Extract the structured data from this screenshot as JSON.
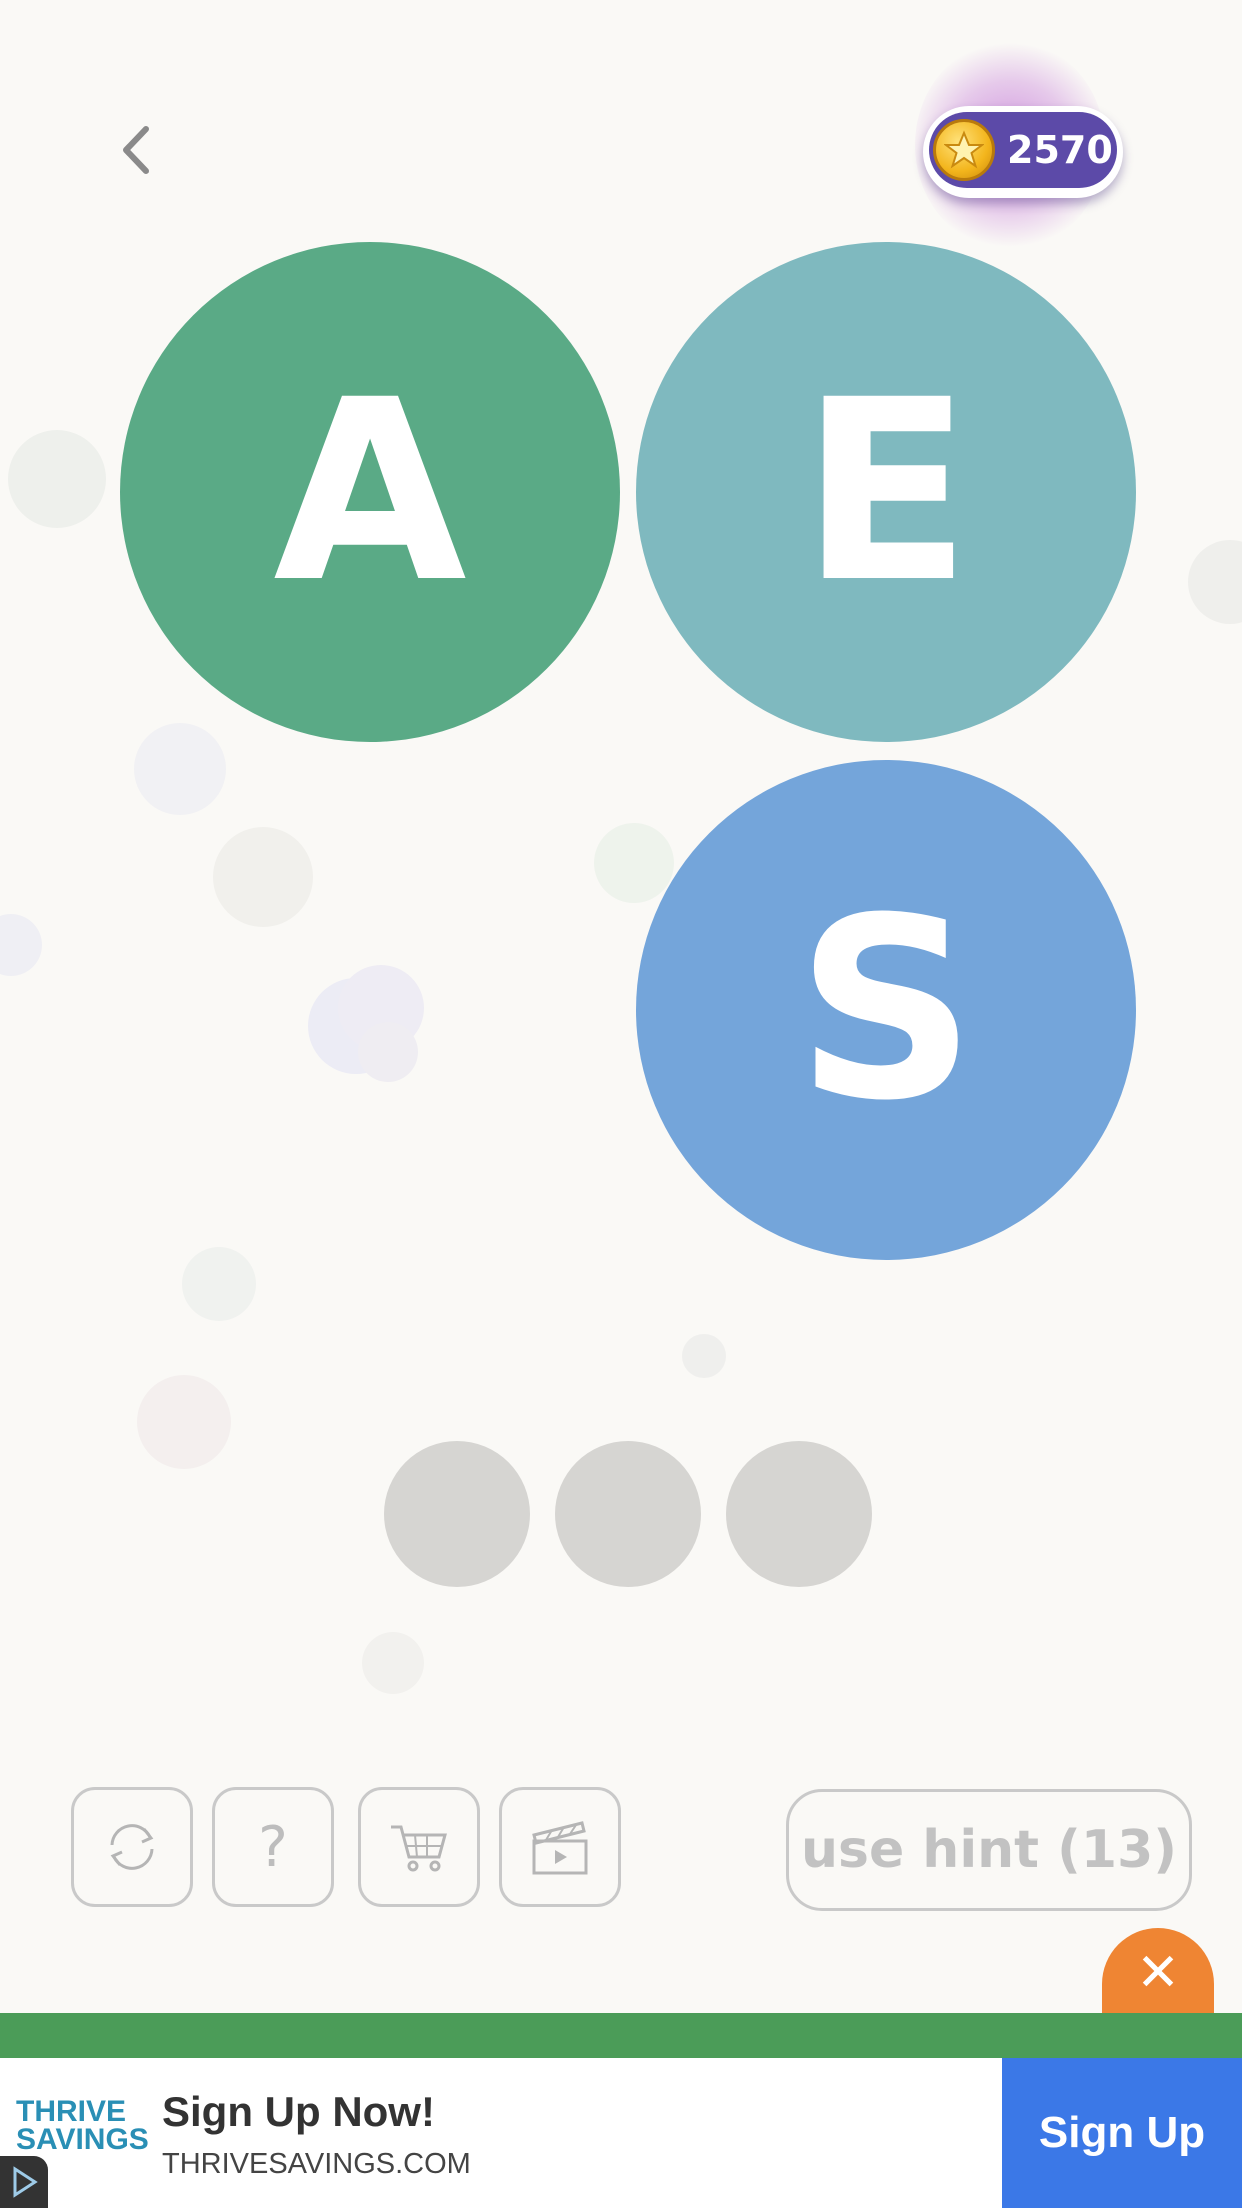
{
  "header": {
    "back_icon": "chevron-left-icon",
    "coins": {
      "icon": "star-coin-icon",
      "count": "2570"
    }
  },
  "letters": [
    {
      "letter": "A",
      "color": "#5aaa86"
    },
    {
      "letter": "E",
      "color": "#7fb9bf"
    },
    {
      "letter": "S",
      "color": "#74a5da"
    }
  ],
  "answer_slots": 3,
  "toolbar": {
    "shuffle_icon": "shuffle-icon",
    "help_label": "?",
    "shop_icon": "cart-icon",
    "video_icon": "clapperboard-icon",
    "hint_label": "use hint (13)"
  },
  "ad": {
    "close_label": "✕",
    "logo_line1": "THRIVE",
    "logo_line2": "SAVINGS",
    "title": "Sign Up Now!",
    "subtitle": "THRIVESAVINGS.COM",
    "cta_label": "Sign Up",
    "colors": {
      "bar": "#4b9c58",
      "cta": "#3b78e7",
      "close": "#ef8533"
    }
  }
}
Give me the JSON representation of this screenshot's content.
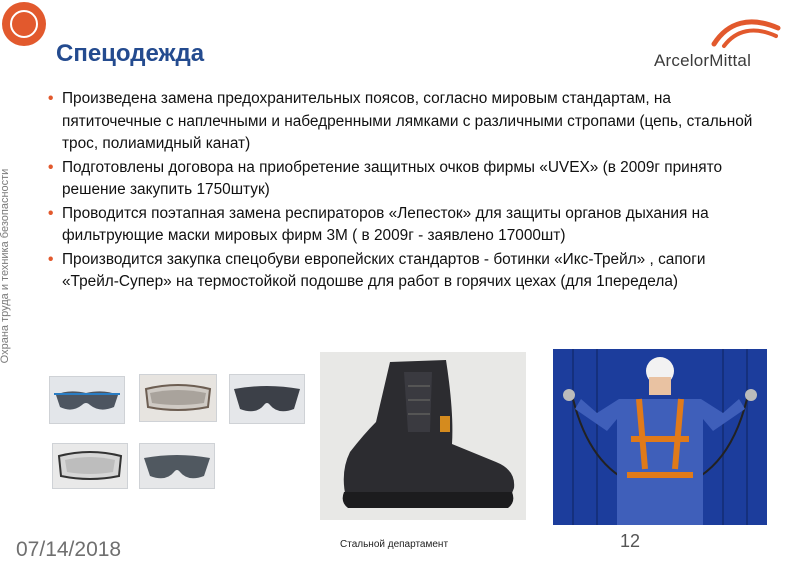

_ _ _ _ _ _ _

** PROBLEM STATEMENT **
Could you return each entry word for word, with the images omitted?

** OUTPUT BELOW **
Extract the structured data from this screenshot as JSON.
{
  "header": {
    "back_icon": "chevron-left-icon",
    "coins": {
      "icon": "star-coin-icon",
      "count": "2570"
    }
  },
  "letters": [
    {
      "letter": "A",
      "color": "#5aaa86"
    },
    {
      "letter": "E",
      "color": "#7fb9bf"
    },
    {
      "letter": "S",
      "color": "#74a5da"
    }
  ],
  "answer_slots": 3,
  "toolbar": {
    "shuffle_icon": "shuffle-icon",
    "help_label": "?",
    "shop_icon": "cart-icon",
    "video_icon": "clapperboard-icon",
    "hint_label": "use hint (13)"
  },
  "ad": {
    "close_label": "✕",
    "logo_line1": "THRIVE",
    "logo_line2": "SAVINGS",
    "title": "Sign Up Now!",
    "subtitle": "THRIVESAVINGS.COM",
    "cta_label": "Sign Up",
    "colors": {
      "bar": "#4b9c58",
      "cta": "#3b78e7",
      "close": "#ef8533"
    }
  }
}
Give me the JSON representation of this screenshot's content.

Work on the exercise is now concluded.